If governments can overcome the initial discomfort caused by the managed transparency of the CWC's intrusive verification provisions, they will grow to appreciate how the treaty can enhance their security. No longer will decisionmakers in one capital question whether a neighboring country is mounting a clandestine chemical weapons program; inspectors will routinely visit high-risk facilities in all participating states, and challenge inspection rights can be exercised to confirm or allay suspicions. This type of cooperative security arrangement is far preferable to the uncertainties that lead to the expense and instability of arms races.
Should the CWC continue on its current successful course and participating states resolve the shortcomings that have hindered the treaty's implementation thus far, the CWC may well become a strong model for future cooperative security and disarmament arrangements. Diplomats negotiating a verification protocol to strengthen the Biological and Toxin Weapons Convention, which lacks any monitoring provisions, are already considering patterning verification measures for this accord after those contained in the CWC.

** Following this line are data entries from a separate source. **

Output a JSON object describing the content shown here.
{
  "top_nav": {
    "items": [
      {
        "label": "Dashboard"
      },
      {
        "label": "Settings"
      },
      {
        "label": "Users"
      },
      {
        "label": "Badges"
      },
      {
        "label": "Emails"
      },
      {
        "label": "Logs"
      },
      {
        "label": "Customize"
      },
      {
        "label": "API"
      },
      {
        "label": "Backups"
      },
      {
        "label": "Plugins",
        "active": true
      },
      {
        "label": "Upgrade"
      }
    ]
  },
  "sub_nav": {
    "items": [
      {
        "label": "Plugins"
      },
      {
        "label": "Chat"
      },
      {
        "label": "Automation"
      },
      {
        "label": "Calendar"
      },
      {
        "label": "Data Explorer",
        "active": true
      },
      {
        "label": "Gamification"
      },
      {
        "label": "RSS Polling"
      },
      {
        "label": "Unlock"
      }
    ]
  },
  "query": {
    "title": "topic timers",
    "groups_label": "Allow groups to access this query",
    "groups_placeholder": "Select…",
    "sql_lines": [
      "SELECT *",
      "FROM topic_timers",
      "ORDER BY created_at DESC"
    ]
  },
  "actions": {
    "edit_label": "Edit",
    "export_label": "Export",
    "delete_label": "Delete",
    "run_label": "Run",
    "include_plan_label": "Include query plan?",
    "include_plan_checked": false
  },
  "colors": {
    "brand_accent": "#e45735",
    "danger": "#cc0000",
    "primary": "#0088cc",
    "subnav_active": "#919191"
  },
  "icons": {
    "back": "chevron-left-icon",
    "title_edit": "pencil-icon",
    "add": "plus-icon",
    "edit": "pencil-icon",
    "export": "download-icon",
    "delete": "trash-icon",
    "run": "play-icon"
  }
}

Consequently, the United States needs to provide leadership to ensure the full and effective implementation of the CWC, at home as well as abroad. It must not create loopholes in the treaty it labored so long to achieve. The CWC's model of managed cooperative security is one that clearly serves long-term U.S. security interests and deserves unwavering support from Washington.
Amy E. Smithson is senior associate at the Henry L. Stimson Center in Washington, D.C.